Moody’s Investors Service has downgraded the millions of $248.9 million of some of the riskiest securities issued by collateralized loan obligations so far this month as the result of a change in its rating methodology.
The rating agency is taking a harder look at “combo” notes, a hybrid debt/equity instrument, to account for what happens to them when a deal is refinanced. As a result, it has put the ratings of the combo notes of 38 CLOs under review for possible downgrades.
It’s nearly halfway through, having confirmed or downgraded the structured finance ratings on 16 “combo” note CLO tranches this month, a search of its website indicates.

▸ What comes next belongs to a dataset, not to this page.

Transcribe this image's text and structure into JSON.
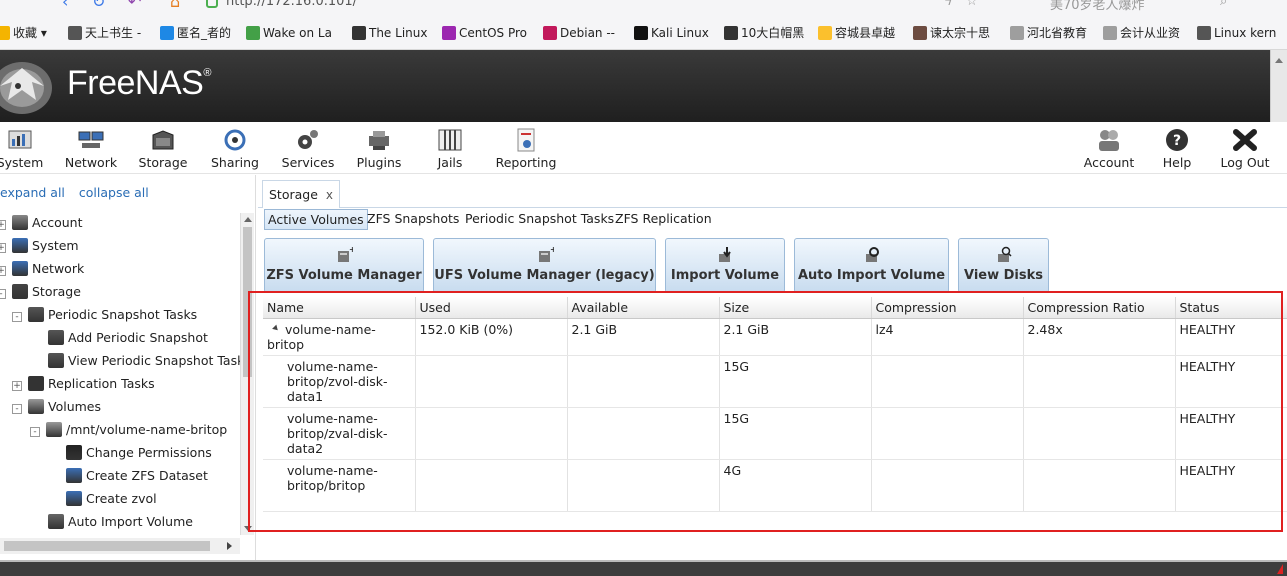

Since Dec. 6, Moody’s has downgraded the combo notes of 10 CLOs, and confirmed ratings of six others, from outstanding deals managed by the likes of Babson Capital Management, Credit Suisse and PineBridge Investments.
In most cases, the downgrades were only one or two notches, leaving the combo notes with a lower-level investment-grade rating. All of the affected deals thus far were completed in 2015 and 2016.
Combination notes in CLOs are specialized tranches of hybrid debt and equity, which tether the unrated equity notes tranche to a higher-rated one that supports an investment-grade rating for the combined securities offering.
Combo notes account for a fraction of the notional value of the notes issued by CLO, but they allow managers to widen the institutional investor base for the most subordinated securities issued in such deals, known as the equity. Equity tranches are typically unrated and so either unatttractive or off-limits to many buyers. By bundling the equity together with more senior class of securities, managers create an offering that is less risky and carries a credit rating.
Earlier this year, Moody’s put in motion steps to reconsider how it rates such combo notes that are included among 135 rated outstanding CLOs. The agency expressed concerns that in a refinancing, some deals stripped out the rated portion of a combo note, forcing Moody’s to apply a multiple-notch downgrade on a combo notes’ rating, often to speculative-grade status.
The move was opposed investors and managers alike. Many in the industry thought it might narrow the investor base for CLOs, or prompt a sell-off that could drive down prices on CLO paper in the secondary market.
In adopting its new methodology in October, Moody’s added a potential refinancing scenario. The agency had considered dropping the ratings on combo notes altogether.
In addition to the 10 downgrades so far, six other deals had their ratings confirmed, including two CLO portfolios managed by Voya Alternative Asset Management (Voya CLO 2015-2 and Voya CLO 2014-3).
The overall balance of the combo notes with downgraded or confirmed ratings this month is $608.15 million, ranging from $14.9 million to $107.1 million in size.
One CLO, Babson’s CLO 2015-II deal with a balance of $35.7 million, had the steepest downgrade of three notches, from ‘A2’ to ‘Baa2’.